[Opening SOURCE DATA section]

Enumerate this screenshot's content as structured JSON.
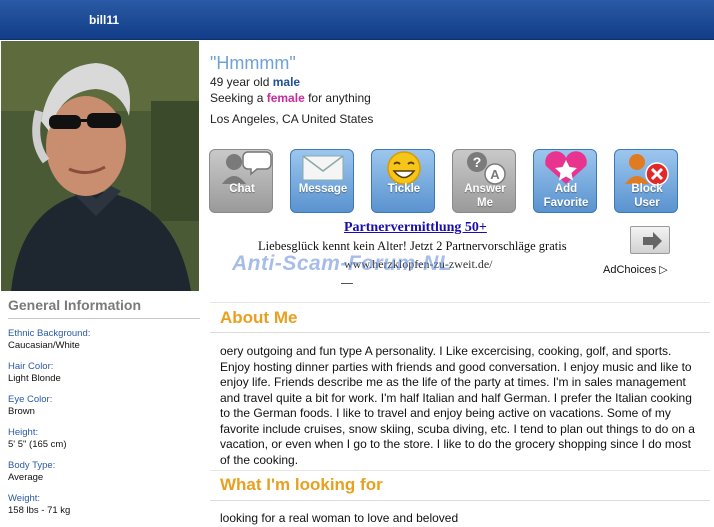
{
  "header": {
    "username": "bill11"
  },
  "profile": {
    "headline": "\"Hmmmm\"",
    "age_prefix": "49 year old",
    "gender": "male",
    "seeking_prefix": "Seeking a",
    "seeking_gender": "female",
    "seeking_suffix": "for anything",
    "location": "Los Angeles, CA United States"
  },
  "actions": [
    {
      "label": "Chat",
      "icon": "chat-bubble-icon",
      "enabled": false
    },
    {
      "label": "Message",
      "icon": "envelope-icon",
      "enabled": true
    },
    {
      "label": "Tickle",
      "icon": "smiley-icon",
      "enabled": true
    },
    {
      "label": "Answer\nMe",
      "icon": "question-answer-icon",
      "enabled": false
    },
    {
      "label": "Add\nFavorite",
      "icon": "heart-star-icon",
      "enabled": true
    },
    {
      "label": "Block\nUser",
      "icon": "block-user-icon",
      "enabled": true
    }
  ],
  "ad": {
    "title": "Partnervermittlung 50+",
    "text": "Liebesglück kennt kein Alter! Jetzt 2 Partnervorschläge gratis",
    "url": "www.herzklopfen-zu-zweit.de/",
    "adchoices": "AdChoices"
  },
  "watermark": "Anti-Scam-Forum-NL",
  "general_info": {
    "title": "General Information",
    "items": [
      {
        "label": "Ethnic Background:",
        "value": "Caucasian/White"
      },
      {
        "label": "Hair Color:",
        "value": "Light Blonde"
      },
      {
        "label": "Eye Color:",
        "value": "Brown"
      },
      {
        "label": "Height:",
        "value": "5' 5\" (165 cm)"
      },
      {
        "label": "Body Type:",
        "value": "Average"
      },
      {
        "label": "Weight:",
        "value": "158 lbs - 71 kg"
      }
    ]
  },
  "about": {
    "heading": "About Me",
    "text": "oery outgoing and fun type A personality. I Like excercising, cooking, golf, and sports. Enjoy hosting dinner parties with friends and good conversation. I enjoy music and like to enjoy life. Friends describe me as the life of the party at times. I'm in sales management and travel quite a bit for work. I'm half Italian and half German. I prefer the Italian cooking to the German foods. I like to travel and enjoy being active on vacations. Some of my favorite include cruises, snow skiing, scuba diving, etc. I tend to plan out things to do on a vacation, or even when I go to the store. I like to do the grocery shopping since I do most of the cooking."
  },
  "looking": {
    "heading": "What I'm looking for",
    "text": "looking for a real woman to love and beloved"
  },
  "colors": {
    "header": "#1f4f9a",
    "accent_orange": "#e9a020",
    "button_blue": "#6fa1d6",
    "female_pink": "#cc2a9c"
  }
}
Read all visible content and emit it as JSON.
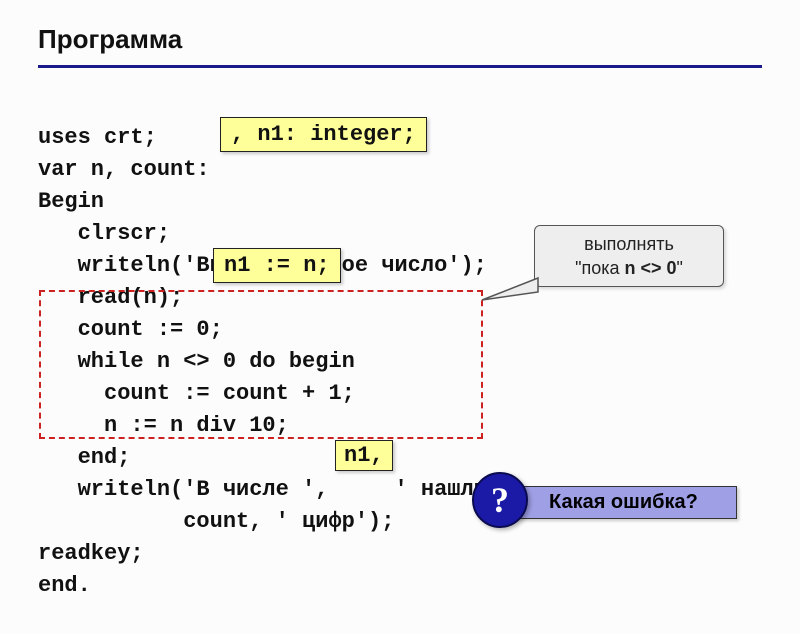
{
  "title": "Программа",
  "code": {
    "l1": "uses crt;",
    "l2": "var n, count:",
    "l3": "Begin",
    "l4": "   clrscr;",
    "l5": "   writeln('Введите целое число');",
    "l6": "   read(n);",
    "l7": "   count := 0;",
    "l8": "   while n <> 0 do begin",
    "l9": "     count := count + 1;",
    "l10": "     n := n div 10;",
    "l11": "   end;",
    "l12a": "   writeln('В числе ',",
    "l12b": "' нашли ',",
    "l13": "           count, ' цифр');",
    "l14": "readkey;",
    "l15": "end."
  },
  "callouts": {
    "c1": ", n1: integer;",
    "c2": "n1 := n;",
    "c3": "n1,"
  },
  "speech": {
    "line1": "выполнять",
    "line2a": "\"пока ",
    "line2b": "n <> 0",
    "line2c": "\""
  },
  "question": {
    "mark": "?",
    "text": "Какая ошибка?"
  }
}
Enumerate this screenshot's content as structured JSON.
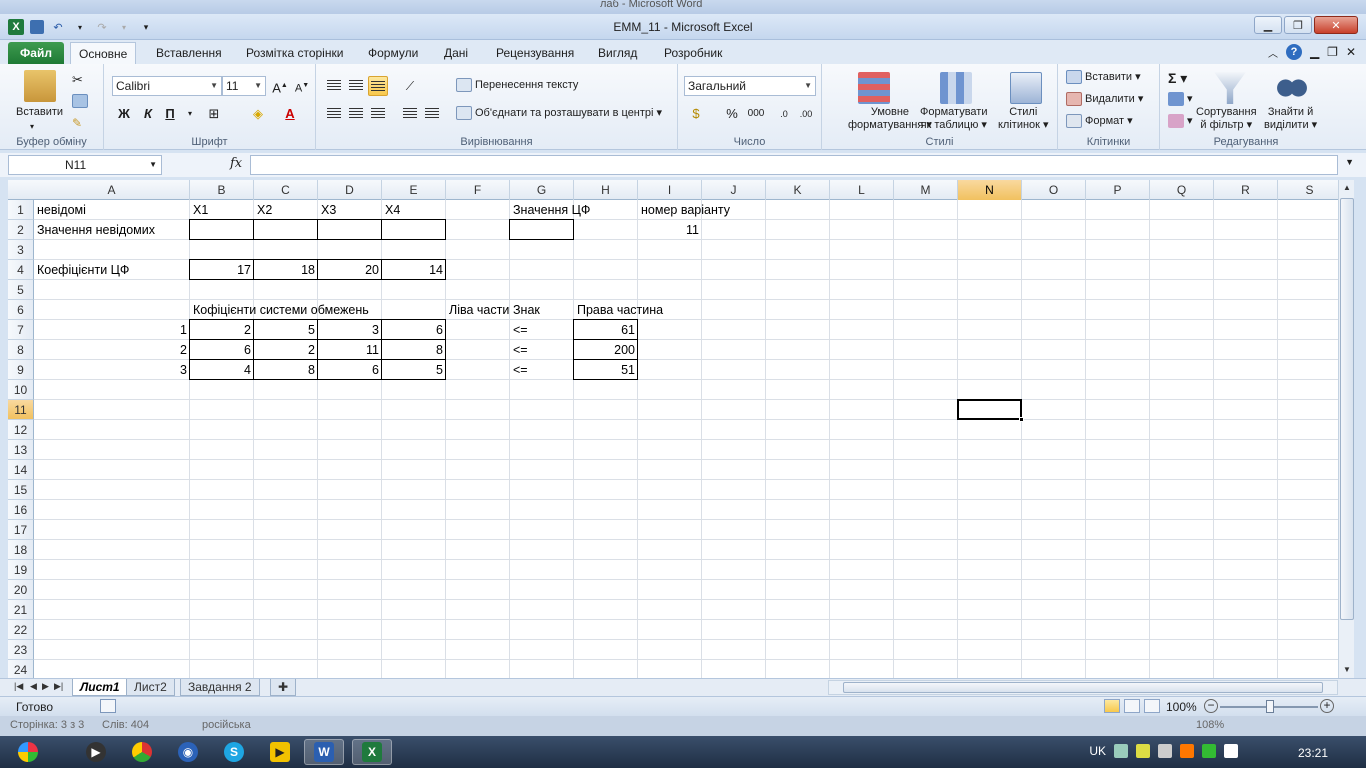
{
  "background_window": {
    "title": "лаб - Microsoft Word",
    "status_left": "Сторінка: 3 з 3",
    "words": "Слів: 404",
    "language": "російська",
    "zoom": "108%"
  },
  "window": {
    "title": "EMM_11  -  Microsoft Excel"
  },
  "ribbon_tabs": [
    "Файл",
    "Основне",
    "Вставлення",
    "Розмітка сторінки",
    "Формули",
    "Дані",
    "Рецензування",
    "Вигляд",
    "Розробник"
  ],
  "active_tab": "Основне",
  "ribbon": {
    "clipboard": {
      "label": "Буфер обміну",
      "paste": "Вставити"
    },
    "font": {
      "label": "Шрифт",
      "name": "Calibri",
      "size": "11",
      "bold": "Ж",
      "italic": "К",
      "underline": "П"
    },
    "alignment": {
      "label": "Вирівнювання",
      "wrap": "Перенесення тексту",
      "merge": "Об'єднати та розташувати в центрі"
    },
    "number": {
      "label": "Число",
      "format": "Загальний",
      "percent": "%",
      "thousands": "000"
    },
    "styles": {
      "label": "Стилі",
      "conditional": "Умовне\nформатування",
      "cond_line1": "Умовне",
      "cond_line2": "форматування",
      "table_line1": "Форматувати",
      "table_line2": "як таблицю",
      "cell_line1": "Стилі",
      "cell_line2": "клітинок"
    },
    "cells": {
      "label": "Клітинки",
      "insert": "Вставити",
      "delete": "Видалити",
      "format": "Формат"
    },
    "editing": {
      "label": "Редагування",
      "sort_line1": "Сортування",
      "sort_line2": "й фільтр",
      "find_line1": "Знайти й",
      "find_line2": "виділити"
    }
  },
  "formula_bar": {
    "name_box": "N11",
    "fx": "fx",
    "formula": ""
  },
  "columns": [
    "A",
    "B",
    "C",
    "D",
    "E",
    "F",
    "G",
    "H",
    "I",
    "J",
    "K",
    "L",
    "M",
    "N",
    "O",
    "P",
    "Q",
    "R",
    "S"
  ],
  "selected_column": "N",
  "rows": [
    "1",
    "2",
    "3",
    "4",
    "5",
    "6",
    "7",
    "8",
    "9",
    "10",
    "11",
    "12",
    "13",
    "14",
    "15",
    "16",
    "17",
    "18",
    "19",
    "20",
    "21",
    "22",
    "23",
    "24"
  ],
  "selected_row": "11",
  "cells": {
    "A1": "невідомі",
    "B1": "X1",
    "C1": "X2",
    "D1": "X3",
    "E1": "X4",
    "G1": "Значення ЦФ",
    "I1": "номер варіанту",
    "A2": "Значення невідомих",
    "I2": "11",
    "A4": "Коефіцієнти ЦФ",
    "B4": "17",
    "C4": "18",
    "D4": "20",
    "E4": "14",
    "B6": "Кофіцієнти системи обмежень",
    "F6": "Ліва части",
    "G6": "Знак",
    "H6": "Права частина",
    "A7": "1",
    "B7": "2",
    "C7": "5",
    "D7": "3",
    "E7": "6",
    "G7": "<=",
    "H7": "61",
    "A8": "2",
    "B8": "6",
    "C8": "2",
    "D8": "11",
    "E8": "8",
    "G8": "<=",
    "H8": "200",
    "A9": "3",
    "B9": "4",
    "C9": "8",
    "D9": "6",
    "E9": "5",
    "G9": "<=",
    "H9": "51"
  },
  "sheets": [
    "Лист1",
    "Лист2",
    "Завдання 2"
  ],
  "active_sheet": "Лист1",
  "status": {
    "ready": "Готово",
    "zoom": "100%"
  },
  "taskbar": {
    "language": "UK",
    "time": "23:21"
  },
  "colors": {
    "excel_green": "#1f7a3d",
    "selection_header": "#f1c15f"
  }
}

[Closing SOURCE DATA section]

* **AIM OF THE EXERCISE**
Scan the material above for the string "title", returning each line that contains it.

* **WRITTEN ANSWER**
    "title": "Partnervermittlung 50+",
    "title": "General Information",
  "title": "Программа",
    "title": "лаб - Microsoft Word",
    "title": "EMM_11  -  Microsoft Excel"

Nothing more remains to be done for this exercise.